Enders Island Retreat Seeks Affordable Housing Grant to Build New Septic System, Faces Legal Challenge
STONINGTON — St. Edmund’s Retreat, an addiction recovery program on Enders Island that has faced years of opposition from neighbors and an heir to Alys Enders, will go to a hearing on Wednesday to discuss plans to fund a new sewage system through an intended Discuss block grant for affordable housing development.
Neighbors and an heir of Alys Enders say the plans for the retreat are contrary to the will of Alys Enders, who bequeathed the property for novitiate formation or as a retreat for priests from the Diocese of Norwich.
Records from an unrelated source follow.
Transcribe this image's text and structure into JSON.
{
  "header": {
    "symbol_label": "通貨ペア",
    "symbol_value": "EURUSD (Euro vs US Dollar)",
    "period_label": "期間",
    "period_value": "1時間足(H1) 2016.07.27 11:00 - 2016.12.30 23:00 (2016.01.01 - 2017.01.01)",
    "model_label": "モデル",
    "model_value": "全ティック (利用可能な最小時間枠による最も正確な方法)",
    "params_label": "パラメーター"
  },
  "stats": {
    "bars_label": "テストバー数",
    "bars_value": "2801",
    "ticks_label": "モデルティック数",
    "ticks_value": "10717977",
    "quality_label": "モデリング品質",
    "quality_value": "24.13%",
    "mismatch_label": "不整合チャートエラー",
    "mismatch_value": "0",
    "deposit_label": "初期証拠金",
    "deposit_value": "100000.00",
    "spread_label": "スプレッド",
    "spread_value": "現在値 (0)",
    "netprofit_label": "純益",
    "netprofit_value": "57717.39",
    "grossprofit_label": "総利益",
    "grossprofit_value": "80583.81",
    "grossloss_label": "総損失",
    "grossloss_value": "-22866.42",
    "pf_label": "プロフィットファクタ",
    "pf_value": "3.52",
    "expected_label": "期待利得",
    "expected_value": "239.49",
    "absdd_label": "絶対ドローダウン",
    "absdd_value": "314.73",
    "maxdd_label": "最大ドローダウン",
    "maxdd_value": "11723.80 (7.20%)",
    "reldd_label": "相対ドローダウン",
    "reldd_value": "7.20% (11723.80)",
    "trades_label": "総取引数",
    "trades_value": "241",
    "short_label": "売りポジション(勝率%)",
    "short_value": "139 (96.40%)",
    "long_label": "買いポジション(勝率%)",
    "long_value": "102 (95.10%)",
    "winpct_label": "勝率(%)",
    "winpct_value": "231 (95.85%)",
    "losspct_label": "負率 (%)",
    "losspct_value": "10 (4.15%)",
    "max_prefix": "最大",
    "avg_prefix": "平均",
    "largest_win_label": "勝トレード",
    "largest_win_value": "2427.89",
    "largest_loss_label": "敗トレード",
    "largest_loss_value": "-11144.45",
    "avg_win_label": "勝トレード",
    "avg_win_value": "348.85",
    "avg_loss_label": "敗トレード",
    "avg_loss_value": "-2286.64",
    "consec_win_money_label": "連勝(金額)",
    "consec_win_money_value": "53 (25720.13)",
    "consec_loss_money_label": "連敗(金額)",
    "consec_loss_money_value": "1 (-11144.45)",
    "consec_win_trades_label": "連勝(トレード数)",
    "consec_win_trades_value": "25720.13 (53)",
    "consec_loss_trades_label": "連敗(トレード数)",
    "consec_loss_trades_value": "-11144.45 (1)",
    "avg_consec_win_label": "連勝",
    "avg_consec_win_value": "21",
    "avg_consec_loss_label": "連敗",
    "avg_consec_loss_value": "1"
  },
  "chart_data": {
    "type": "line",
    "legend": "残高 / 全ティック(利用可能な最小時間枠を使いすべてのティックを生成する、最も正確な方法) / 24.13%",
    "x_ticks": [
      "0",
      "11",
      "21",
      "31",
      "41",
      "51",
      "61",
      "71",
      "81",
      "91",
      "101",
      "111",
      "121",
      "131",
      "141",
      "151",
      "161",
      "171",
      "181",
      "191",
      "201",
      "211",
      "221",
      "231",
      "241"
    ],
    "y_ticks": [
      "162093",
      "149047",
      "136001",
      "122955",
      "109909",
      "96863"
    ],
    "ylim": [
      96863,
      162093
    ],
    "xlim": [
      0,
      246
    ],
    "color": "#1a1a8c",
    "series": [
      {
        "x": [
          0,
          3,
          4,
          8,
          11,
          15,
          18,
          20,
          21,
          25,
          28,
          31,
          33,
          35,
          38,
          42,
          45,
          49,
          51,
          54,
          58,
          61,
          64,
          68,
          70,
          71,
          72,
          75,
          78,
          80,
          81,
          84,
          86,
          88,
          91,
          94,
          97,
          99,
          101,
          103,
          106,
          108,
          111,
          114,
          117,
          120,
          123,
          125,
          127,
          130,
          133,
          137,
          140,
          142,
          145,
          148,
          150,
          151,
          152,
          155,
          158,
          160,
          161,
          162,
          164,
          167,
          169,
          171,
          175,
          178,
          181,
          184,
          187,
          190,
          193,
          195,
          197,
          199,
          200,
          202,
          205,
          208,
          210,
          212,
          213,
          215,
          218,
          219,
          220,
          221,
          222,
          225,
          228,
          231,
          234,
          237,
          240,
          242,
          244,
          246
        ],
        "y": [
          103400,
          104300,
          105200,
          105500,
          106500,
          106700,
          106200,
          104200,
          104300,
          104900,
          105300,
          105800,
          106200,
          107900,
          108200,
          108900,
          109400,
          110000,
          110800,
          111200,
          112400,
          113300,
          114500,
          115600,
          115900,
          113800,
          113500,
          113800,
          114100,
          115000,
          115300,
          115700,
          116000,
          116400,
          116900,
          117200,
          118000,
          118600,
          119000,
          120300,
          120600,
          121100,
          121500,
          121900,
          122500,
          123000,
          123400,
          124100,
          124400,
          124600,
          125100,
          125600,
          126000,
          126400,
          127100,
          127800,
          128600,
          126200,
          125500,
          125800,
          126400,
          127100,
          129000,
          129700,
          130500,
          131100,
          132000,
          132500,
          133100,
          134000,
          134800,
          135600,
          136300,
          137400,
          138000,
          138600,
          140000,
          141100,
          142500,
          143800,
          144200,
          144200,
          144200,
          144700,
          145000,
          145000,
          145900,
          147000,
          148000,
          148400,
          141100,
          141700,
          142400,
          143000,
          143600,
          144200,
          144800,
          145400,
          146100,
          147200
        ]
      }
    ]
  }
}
The hearing, scheduled for 6:30 p.m. Wednesday at the City Borough Office, 40 Field Street, Pawcatuck, is being held by the Board of Selectmen to solicit public input on the $600,000 Community Development Block Grant.
Susan Cullen, the city’s director of economic and community development, explained that the retreat qualifies for the affordable housing benefit because program participants earn less than $10,000 a year, which is below the 25 percent threshold for that average area income.
Father Tom Hoar, St Edmund’s retreat leader, said St Edmunds Retreat is a “recovery community” that can accommodate a maximum of 12 men.
“All the boys in our recovery community have no money and we can take care of them through fundraising and generous support from people. If they weren’t with us, they’d probably be out on the street somewhere because they’ve been through detox and rehab,” he said. “Our program helps them repair the debris of their past and shows them the way to a healthy, balanced and productive life.”
According to the grant application, the purpose of the project is to repair parts of the existing system vulnerable to storm surges and replace it with a centralized, advanced sewage system that will significantly reduce nitrogen and pollutants.
Hoar said the $1.25 million septic system will be funded through a combination of grants.
But according to neighbors, the retreat holds business meetings, seminars and parties on the island in violation of Alys Enders’ will, which included two documentary restrictions: that the property be used solely for novice training or as a retreat for priests from the Diocese of Norwich.
“One of the leaders of the battle has been suing us since 2018 just because we exist and they don’t like our traffic. We only account for 23% of the traffic on Masons Island,” said Hoar. “We’ve had so many court-ordered mediation sessions, and they want to limit the number of people that come to church, they want to limit the number of people that come to AA meetings, it’s just confusing.”
Hoar said the nearby Masons Island Yacht Club hosts large events and weddings that last late into the evening, but the neighbors who are suing the retreat have not filed a complaint against the club.
The group of neighbors, who are likely to take the matter to court next year, disagreed with a 2017 report from the city’s planning department and Jason Vincent, the city’s planning director at the time, concluding that the retreat was legally noncompliant, prior use . The group also disagreed with the city’s 2018 decision by the City’s Zoning Appeals Committee not to hold a public hearing on the group’s objection to the report’s conclusions.
Additionally, Hoar said, the retreat’s 700-foot levee replacement project is on hold due to litigation.
In order to move forward with the project, the Army Corps of Engineers needs clear title title to the property, but the heirs have retained reversionary interest rights. The retreat center received eviction claims from 33 heirs — leaving the Girls Scouts of America, Mystic Seaport, and a great-grandnephew, John Steffian Jr., as remnants.
Hoar said the withdrawal came to an agreement with the Girl Scouts and the Seaport, each getting their 1.25 percent if the island is ever sold for a profit.
But the great-grandnephew, who owns 3.125 percent of Enders’ estate, has refused to sign a receipt and the matter will go to trial in the Court of Complex Litigation in Waterbury in December, Hoar said.
“The dyke was never built – we are still waiting. The Army Corps is ready to move forward as soon as we have 100 percent,” Hoar said.